​Jessica Carde Charged In Real Estate Scheme​​

By: | 03/20/2013 06:09 PM ET

Jessica Carde is a woman who pretended to be a millionaire in search of a new home, but now she’s been charged with at least a dozen felonies.

Jessica Carde Charged

The 58-year-old is on the run after Seattle police issued a warrant for her arrest after a series of theft charges stemming from her lavish mansion-hopping scheme.

She would suggest lease-purchase agreements, where the interested party pays small sums to the homeowner over time until they eventually purchase the home outright.

Carde would never get passed a few payments before alleging that her identity had been stolen and the great lines of credit that she had previously boasted about disappeared as a result.

Her alleged crime spree goes back for years, as she and her husband lost their $650,000 home in a foreclosure in 2006.

Since then, she has been living in a series of luxury homes throughout Washington state.

There are at least three instances where she convinced homeowners who were looking to sell their mansions that she was well-off and extremely interested in eventually purchasing the properties.

When tensions rose following the disappearing illusion of wealth, she allegedly turned to the authorities and made false police reports when the homeowners threatened to evict her. In one case she claimed the male owner said he would burn the house down around her, and in another she was allegedly threatened with imminent death.

Carde then decided to look for individual men willing to lend her money.

Not only would she convince wealthy homeowners to let her live in their mansions with the expectation that she would eventually buy it from her, but she even convinced an ailing stroke victim to allow her to test out “brain wires” on him in order to “cure” his ailments.

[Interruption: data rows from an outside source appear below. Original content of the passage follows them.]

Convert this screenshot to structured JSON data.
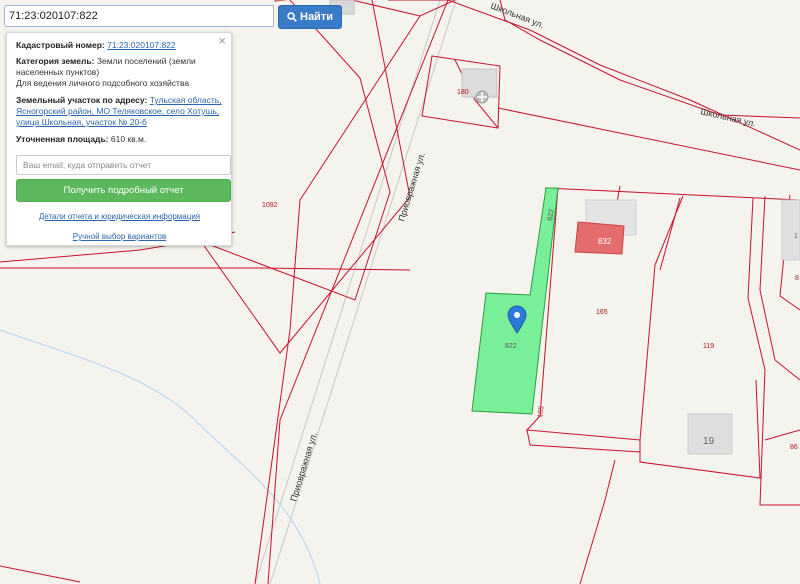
{
  "search": {
    "value": "71:23:020107:822",
    "button_label": "Найти"
  },
  "info_panel": {
    "close_symbol": "×",
    "cadastral_label": "Кадастровый номер:",
    "cadastral_value": "71:23:020107:822",
    "land_category_label": "Категория земель:",
    "land_category_value": "Земли поселений (земли населенных пунктов)",
    "land_use": "Для ведения личного подсобного хозяйства",
    "address_label": "Земельный участок по адресу:",
    "address_value": "Тульская область, Ясногорский район, МО Теляковское, село Хотушь, улица Школьная, участок № 20-б",
    "area_label": "Уточненная площадь:",
    "area_value": "610 кв.м.",
    "email_placeholder": "Ваш email, куда отправить отчет",
    "report_button": "Получить подробный отчет",
    "details_link": "Детали отчета и юридическая информация",
    "manual_link": "Ручной выбор вариантов"
  },
  "map": {
    "street_labels": {
      "shkolnaya_top": "Школьная ул.",
      "shkolnaya_right": "Школьная ул.",
      "privrazhnaya_upper": "Приовражная ул.",
      "privrazhnaya_lower": "Приовражная ул."
    },
    "parcel_labels": {
      "p180": "180",
      "p1092": "1092",
      "p822_edge": "822",
      "p822": "822",
      "p165": "165",
      "p165_edge": "165",
      "p119": "119",
      "p86": "86",
      "p8": "8",
      "p1": "1"
    },
    "building_labels": {
      "b832": "832",
      "b19": "19"
    },
    "colors": {
      "boundary": "#c8102e",
      "selected_fill": "#7aef9a",
      "selected_stroke": "#2e9e3e",
      "marker": "#2a7ad6",
      "building_red": "#e07070",
      "building_gray": "#d9d9d9"
    }
  }
}
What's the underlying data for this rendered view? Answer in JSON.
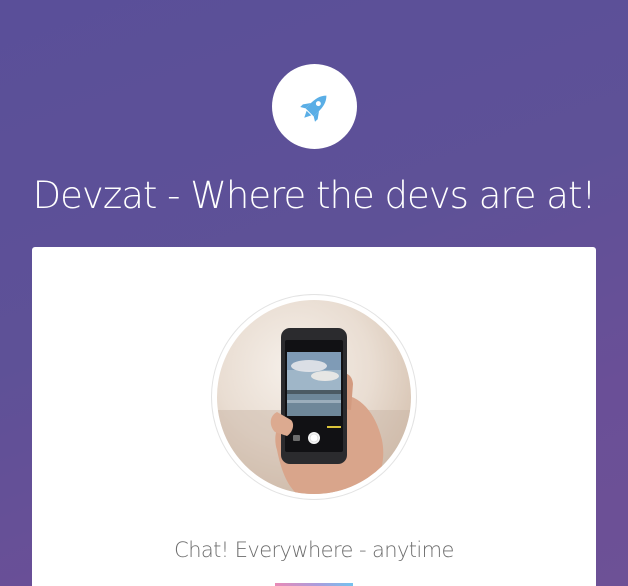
{
  "header": {
    "logo_icon": "rocket-icon",
    "logo_color": "#5aaee6",
    "title": "Devzat - Where the devs are at!"
  },
  "card": {
    "image_description_icon": "phone-photo",
    "tagline": "Chat! Everywhere - anytime"
  },
  "colors": {
    "background": "#5e5197",
    "card": "#ffffff",
    "title_text": "#ffffff",
    "tagline_text": "#6e6e6e"
  }
}
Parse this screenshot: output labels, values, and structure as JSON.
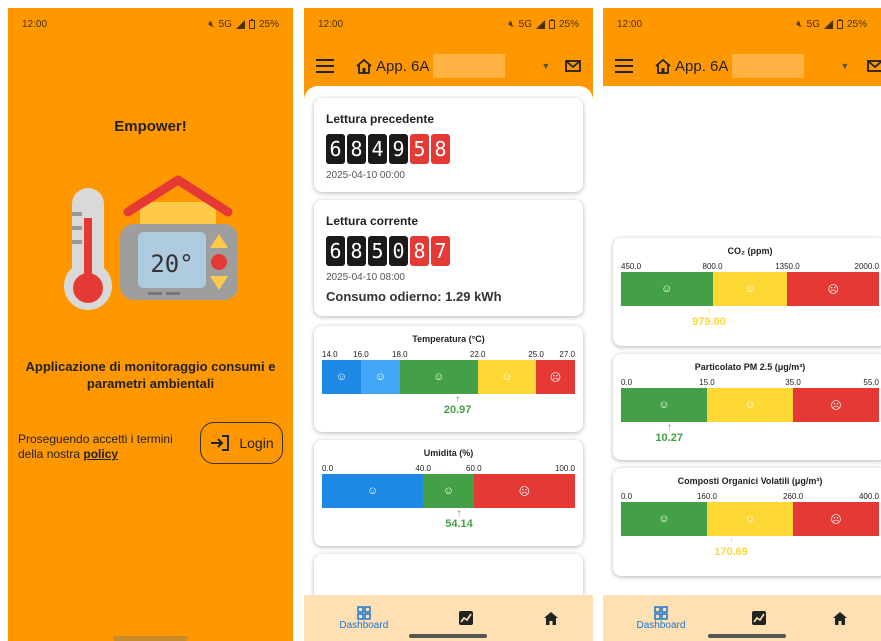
{
  "colors": {
    "orange": "#FF9800",
    "green_val": "#43A047",
    "yellow_val": "#FDD835"
  },
  "status": {
    "time": "12:00",
    "network": "5G",
    "battery": "25%"
  },
  "welcome": {
    "title": "Empower!",
    "thermo_temp": "20°",
    "description": "Applicazione di monitoraggio consumi e parametri ambientali",
    "terms_prefix": "Proseguendo accetti i termini della nostra ",
    "terms_link": "policy",
    "login_label": "Login"
  },
  "appbar": {
    "title": "App. 6A"
  },
  "nav": {
    "dashboard_label": "Dashboard"
  },
  "readings": {
    "previous": {
      "title": "Lettura precedente",
      "digits_black": [
        "6",
        "8",
        "4",
        "9"
      ],
      "digits_red": [
        "5",
        "8"
      ],
      "timestamp": "2025-04-10 00:00"
    },
    "current": {
      "title": "Lettura corrente",
      "digits_black": [
        "6",
        "8",
        "5",
        "0"
      ],
      "digits_red": [
        "8",
        "7"
      ],
      "timestamp": "2025-04-10 08:00",
      "consumption": "Consumo odierno: 1.29 kWh"
    }
  },
  "gauges": {
    "temperatura": {
      "title": "Temperatura (°C)",
      "ticks": [
        "14.0",
        "16.0",
        "18.0",
        "22.0",
        "25.0",
        "27.0"
      ],
      "min": 14,
      "max": 27,
      "segments": [
        {
          "from": 14,
          "to": 16,
          "color": "#1E88E5",
          "icon": "meh"
        },
        {
          "from": 16,
          "to": 18,
          "color": "#42A5F5",
          "icon": "smile"
        },
        {
          "from": 18,
          "to": 22,
          "color": "#43A047",
          "icon": "smile"
        },
        {
          "from": 22,
          "to": 25,
          "color": "#FDD835",
          "icon": "meh"
        },
        {
          "from": 25,
          "to": 27,
          "color": "#E53935",
          "icon": "sad"
        }
      ],
      "value": 20.97,
      "value_label": "20.97",
      "value_color": "#43A047"
    },
    "umidita": {
      "title": "Umidita (%)",
      "ticks": [
        "0.0",
        "40.0",
        "60.0",
        "100.0"
      ],
      "min": 0,
      "max": 100,
      "segments": [
        {
          "from": 0,
          "to": 40,
          "color": "#1E88E5",
          "icon": "meh"
        },
        {
          "from": 40,
          "to": 60,
          "color": "#43A047",
          "icon": "smile"
        },
        {
          "from": 60,
          "to": 100,
          "color": "#E53935",
          "icon": "sad"
        }
      ],
      "value": 54.14,
      "value_label": "54.14",
      "value_color": "#43A047"
    },
    "co2": {
      "title": "CO₂ (ppm)",
      "ticks": [
        "450.0",
        "800.0",
        "1350.0",
        "2000.0"
      ],
      "min": 450,
      "max": 2000,
      "segments": [
        {
          "from": 450,
          "to": 1000,
          "color": "#43A047",
          "icon": "smile"
        },
        {
          "from": 1000,
          "to": 1450,
          "color": "#FDD835",
          "icon": "meh"
        },
        {
          "from": 1450,
          "to": 2000,
          "color": "#E53935",
          "icon": "sad"
        }
      ],
      "value": 979,
      "value_label": "979.00",
      "value_color": "#FDD835"
    },
    "pm25": {
      "title": "Particolato PM 2.5 (μg/m³)",
      "ticks": [
        "0.0",
        "15.0",
        "35.0",
        "55.0"
      ],
      "min": 0,
      "max": 55,
      "segments": [
        {
          "from": 0,
          "to": 18.33,
          "color": "#43A047",
          "icon": "smile"
        },
        {
          "from": 18.33,
          "to": 36.67,
          "color": "#FDD835",
          "icon": "meh"
        },
        {
          "from": 36.67,
          "to": 55,
          "color": "#E53935",
          "icon": "sad"
        }
      ],
      "value": 10.27,
      "value_label": "10.27",
      "value_color": "#43A047"
    },
    "voc": {
      "title": "Composti Organici Volatili (μg/m³)",
      "ticks": [
        "0.0",
        "160.0",
        "260.0",
        "400.0"
      ],
      "min": 0,
      "max": 400,
      "segments": [
        {
          "from": 0,
          "to": 133.3,
          "color": "#43A047",
          "icon": "smile"
        },
        {
          "from": 133.3,
          "to": 266.7,
          "color": "#FDD835",
          "icon": "meh"
        },
        {
          "from": 266.7,
          "to": 400,
          "color": "#E53935",
          "icon": "sad"
        }
      ],
      "value": 170.69,
      "value_label": "170.69",
      "value_color": "#FDD835"
    }
  }
}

Police reports do not state how she met one elderly benefactor, but somehow she convinced him to lend her $142,100.

The unidentified man suffered a stroke in 2010, and given her ficitious background as a brain wave specialist, she convinced the man’s wife to allow her to use her talents on him.

“She said she could cure (him) with ‘brain wires’ and convinced his wife … to let her try. Carde placed electrodes on (his) head to “blast the clot away,” investigator Steven Sherman told the court.

Carde tried to obtain a power of attorney letter to have control of the man’s finances but his family interjected. She then told police that the man’s wife was trying to kill him, and Carde was subsequently banned from the facility where he was being treated.